◆ TASK INSTRUCTIONS: The entries that follow must be given again exactly, with the pictures excluded.
_ _ _ _ _ _ _
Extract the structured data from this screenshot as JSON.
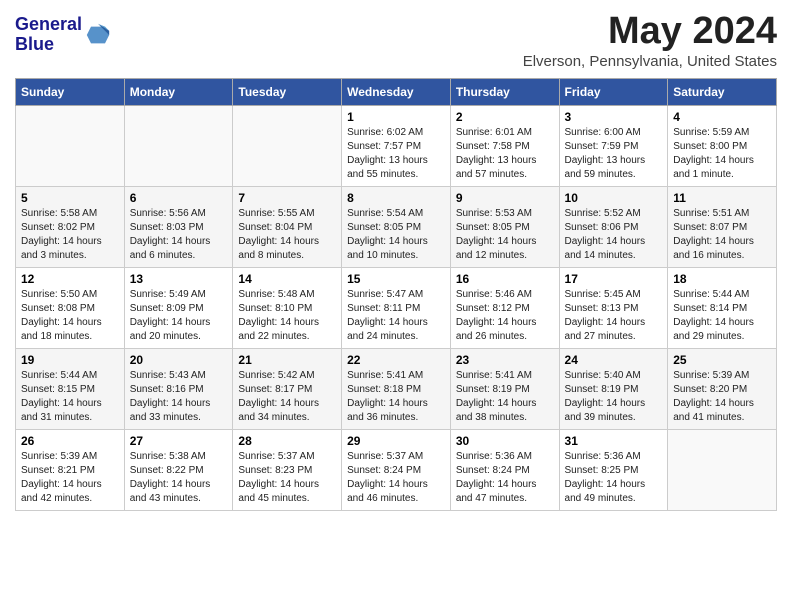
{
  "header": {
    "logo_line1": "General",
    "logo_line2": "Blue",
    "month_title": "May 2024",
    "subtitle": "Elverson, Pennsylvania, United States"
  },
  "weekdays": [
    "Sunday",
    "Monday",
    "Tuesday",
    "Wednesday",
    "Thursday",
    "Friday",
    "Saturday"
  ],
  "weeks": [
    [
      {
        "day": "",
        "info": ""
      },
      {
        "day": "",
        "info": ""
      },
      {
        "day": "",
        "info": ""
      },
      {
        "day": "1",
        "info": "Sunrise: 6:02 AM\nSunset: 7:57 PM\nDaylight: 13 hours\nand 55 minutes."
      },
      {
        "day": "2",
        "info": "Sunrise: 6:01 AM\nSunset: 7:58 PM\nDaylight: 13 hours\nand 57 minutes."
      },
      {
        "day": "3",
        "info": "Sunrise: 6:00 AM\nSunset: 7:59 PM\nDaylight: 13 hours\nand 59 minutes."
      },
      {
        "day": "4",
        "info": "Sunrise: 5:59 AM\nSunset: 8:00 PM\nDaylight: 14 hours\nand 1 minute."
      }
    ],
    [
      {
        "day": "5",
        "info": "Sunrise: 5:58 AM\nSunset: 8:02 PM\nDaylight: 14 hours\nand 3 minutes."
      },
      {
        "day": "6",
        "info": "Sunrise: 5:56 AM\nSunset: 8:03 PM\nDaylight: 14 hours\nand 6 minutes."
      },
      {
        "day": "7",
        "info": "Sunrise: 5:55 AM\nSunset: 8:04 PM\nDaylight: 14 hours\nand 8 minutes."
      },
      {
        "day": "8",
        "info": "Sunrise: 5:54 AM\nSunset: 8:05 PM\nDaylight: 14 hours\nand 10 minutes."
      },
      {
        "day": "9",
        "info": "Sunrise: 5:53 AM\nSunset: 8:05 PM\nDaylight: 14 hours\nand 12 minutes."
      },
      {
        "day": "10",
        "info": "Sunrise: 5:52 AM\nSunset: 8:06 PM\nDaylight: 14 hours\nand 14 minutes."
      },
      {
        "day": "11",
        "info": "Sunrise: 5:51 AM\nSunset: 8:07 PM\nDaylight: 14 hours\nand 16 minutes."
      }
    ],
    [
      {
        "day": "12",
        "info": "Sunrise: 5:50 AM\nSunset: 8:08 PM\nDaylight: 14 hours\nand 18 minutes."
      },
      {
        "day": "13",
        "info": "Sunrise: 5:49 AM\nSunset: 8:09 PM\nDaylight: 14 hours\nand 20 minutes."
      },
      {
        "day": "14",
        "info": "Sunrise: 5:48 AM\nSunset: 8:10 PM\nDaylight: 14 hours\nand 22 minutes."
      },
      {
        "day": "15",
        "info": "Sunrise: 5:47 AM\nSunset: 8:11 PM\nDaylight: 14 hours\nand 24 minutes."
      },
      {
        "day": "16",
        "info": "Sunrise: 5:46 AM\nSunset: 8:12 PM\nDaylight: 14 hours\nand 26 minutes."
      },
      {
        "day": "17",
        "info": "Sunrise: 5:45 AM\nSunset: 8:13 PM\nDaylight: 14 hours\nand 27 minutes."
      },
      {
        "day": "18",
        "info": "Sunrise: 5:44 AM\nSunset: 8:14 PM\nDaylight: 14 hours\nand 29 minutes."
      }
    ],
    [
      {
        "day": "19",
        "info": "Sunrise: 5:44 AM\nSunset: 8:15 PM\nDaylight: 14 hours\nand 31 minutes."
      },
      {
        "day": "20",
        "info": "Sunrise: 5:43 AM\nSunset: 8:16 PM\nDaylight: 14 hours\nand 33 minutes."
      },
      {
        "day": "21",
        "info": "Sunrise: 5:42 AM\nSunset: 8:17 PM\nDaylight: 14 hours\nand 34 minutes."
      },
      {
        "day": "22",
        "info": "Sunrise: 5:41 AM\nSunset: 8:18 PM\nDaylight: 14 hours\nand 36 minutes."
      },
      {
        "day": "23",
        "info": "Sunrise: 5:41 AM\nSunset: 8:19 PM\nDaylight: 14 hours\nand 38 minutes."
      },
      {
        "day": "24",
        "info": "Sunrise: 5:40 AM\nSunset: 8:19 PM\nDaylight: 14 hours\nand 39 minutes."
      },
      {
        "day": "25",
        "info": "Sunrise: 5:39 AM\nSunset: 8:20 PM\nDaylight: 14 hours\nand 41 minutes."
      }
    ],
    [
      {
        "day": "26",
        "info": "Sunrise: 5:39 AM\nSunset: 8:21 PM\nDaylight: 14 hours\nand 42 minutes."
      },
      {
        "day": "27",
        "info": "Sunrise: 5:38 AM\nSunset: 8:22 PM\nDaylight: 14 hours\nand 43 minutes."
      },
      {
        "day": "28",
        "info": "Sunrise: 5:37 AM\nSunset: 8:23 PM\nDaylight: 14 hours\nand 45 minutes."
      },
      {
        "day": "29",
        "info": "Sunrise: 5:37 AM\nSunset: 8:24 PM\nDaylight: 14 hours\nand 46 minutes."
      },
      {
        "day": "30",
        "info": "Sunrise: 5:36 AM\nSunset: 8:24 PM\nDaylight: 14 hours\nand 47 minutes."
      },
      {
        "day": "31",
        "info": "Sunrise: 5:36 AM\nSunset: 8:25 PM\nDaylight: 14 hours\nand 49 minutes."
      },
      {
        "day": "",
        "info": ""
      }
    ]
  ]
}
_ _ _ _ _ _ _
◆ ANSWER SECTION:
Extract the structured data from this screenshot as JSON.
{
  "header": {
    "logo_line1": "General",
    "logo_line2": "Blue",
    "month_title": "May 2024",
    "subtitle": "Elverson, Pennsylvania, United States"
  },
  "weekdays": [
    "Sunday",
    "Monday",
    "Tuesday",
    "Wednesday",
    "Thursday",
    "Friday",
    "Saturday"
  ],
  "weeks": [
    [
      {
        "day": "",
        "info": ""
      },
      {
        "day": "",
        "info": ""
      },
      {
        "day": "",
        "info": ""
      },
      {
        "day": "1",
        "info": "Sunrise: 6:02 AM\nSunset: 7:57 PM\nDaylight: 13 hours\nand 55 minutes."
      },
      {
        "day": "2",
        "info": "Sunrise: 6:01 AM\nSunset: 7:58 PM\nDaylight: 13 hours\nand 57 minutes."
      },
      {
        "day": "3",
        "info": "Sunrise: 6:00 AM\nSunset: 7:59 PM\nDaylight: 13 hours\nand 59 minutes."
      },
      {
        "day": "4",
        "info": "Sunrise: 5:59 AM\nSunset: 8:00 PM\nDaylight: 14 hours\nand 1 minute."
      }
    ],
    [
      {
        "day": "5",
        "info": "Sunrise: 5:58 AM\nSunset: 8:02 PM\nDaylight: 14 hours\nand 3 minutes."
      },
      {
        "day": "6",
        "info": "Sunrise: 5:56 AM\nSunset: 8:03 PM\nDaylight: 14 hours\nand 6 minutes."
      },
      {
        "day": "7",
        "info": "Sunrise: 5:55 AM\nSunset: 8:04 PM\nDaylight: 14 hours\nand 8 minutes."
      },
      {
        "day": "8",
        "info": "Sunrise: 5:54 AM\nSunset: 8:05 PM\nDaylight: 14 hours\nand 10 minutes."
      },
      {
        "day": "9",
        "info": "Sunrise: 5:53 AM\nSunset: 8:05 PM\nDaylight: 14 hours\nand 12 minutes."
      },
      {
        "day": "10",
        "info": "Sunrise: 5:52 AM\nSunset: 8:06 PM\nDaylight: 14 hours\nand 14 minutes."
      },
      {
        "day": "11",
        "info": "Sunrise: 5:51 AM\nSunset: 8:07 PM\nDaylight: 14 hours\nand 16 minutes."
      }
    ],
    [
      {
        "day": "12",
        "info": "Sunrise: 5:50 AM\nSunset: 8:08 PM\nDaylight: 14 hours\nand 18 minutes."
      },
      {
        "day": "13",
        "info": "Sunrise: 5:49 AM\nSunset: 8:09 PM\nDaylight: 14 hours\nand 20 minutes."
      },
      {
        "day": "14",
        "info": "Sunrise: 5:48 AM\nSunset: 8:10 PM\nDaylight: 14 hours\nand 22 minutes."
      },
      {
        "day": "15",
        "info": "Sunrise: 5:47 AM\nSunset: 8:11 PM\nDaylight: 14 hours\nand 24 minutes."
      },
      {
        "day": "16",
        "info": "Sunrise: 5:46 AM\nSunset: 8:12 PM\nDaylight: 14 hours\nand 26 minutes."
      },
      {
        "day": "17",
        "info": "Sunrise: 5:45 AM\nSunset: 8:13 PM\nDaylight: 14 hours\nand 27 minutes."
      },
      {
        "day": "18",
        "info": "Sunrise: 5:44 AM\nSunset: 8:14 PM\nDaylight: 14 hours\nand 29 minutes."
      }
    ],
    [
      {
        "day": "19",
        "info": "Sunrise: 5:44 AM\nSunset: 8:15 PM\nDaylight: 14 hours\nand 31 minutes."
      },
      {
        "day": "20",
        "info": "Sunrise: 5:43 AM\nSunset: 8:16 PM\nDaylight: 14 hours\nand 33 minutes."
      },
      {
        "day": "21",
        "info": "Sunrise: 5:42 AM\nSunset: 8:17 PM\nDaylight: 14 hours\nand 34 minutes."
      },
      {
        "day": "22",
        "info": "Sunrise: 5:41 AM\nSunset: 8:18 PM\nDaylight: 14 hours\nand 36 minutes."
      },
      {
        "day": "23",
        "info": "Sunrise: 5:41 AM\nSunset: 8:19 PM\nDaylight: 14 hours\nand 38 minutes."
      },
      {
        "day": "24",
        "info": "Sunrise: 5:40 AM\nSunset: 8:19 PM\nDaylight: 14 hours\nand 39 minutes."
      },
      {
        "day": "25",
        "info": "Sunrise: 5:39 AM\nSunset: 8:20 PM\nDaylight: 14 hours\nand 41 minutes."
      }
    ],
    [
      {
        "day": "26",
        "info": "Sunrise: 5:39 AM\nSunset: 8:21 PM\nDaylight: 14 hours\nand 42 minutes."
      },
      {
        "day": "27",
        "info": "Sunrise: 5:38 AM\nSunset: 8:22 PM\nDaylight: 14 hours\nand 43 minutes."
      },
      {
        "day": "28",
        "info": "Sunrise: 5:37 AM\nSunset: 8:23 PM\nDaylight: 14 hours\nand 45 minutes."
      },
      {
        "day": "29",
        "info": "Sunrise: 5:37 AM\nSunset: 8:24 PM\nDaylight: 14 hours\nand 46 minutes."
      },
      {
        "day": "30",
        "info": "Sunrise: 5:36 AM\nSunset: 8:24 PM\nDaylight: 14 hours\nand 47 minutes."
      },
      {
        "day": "31",
        "info": "Sunrise: 5:36 AM\nSunset: 8:25 PM\nDaylight: 14 hours\nand 49 minutes."
      },
      {
        "day": "",
        "info": ""
      }
    ]
  ]
}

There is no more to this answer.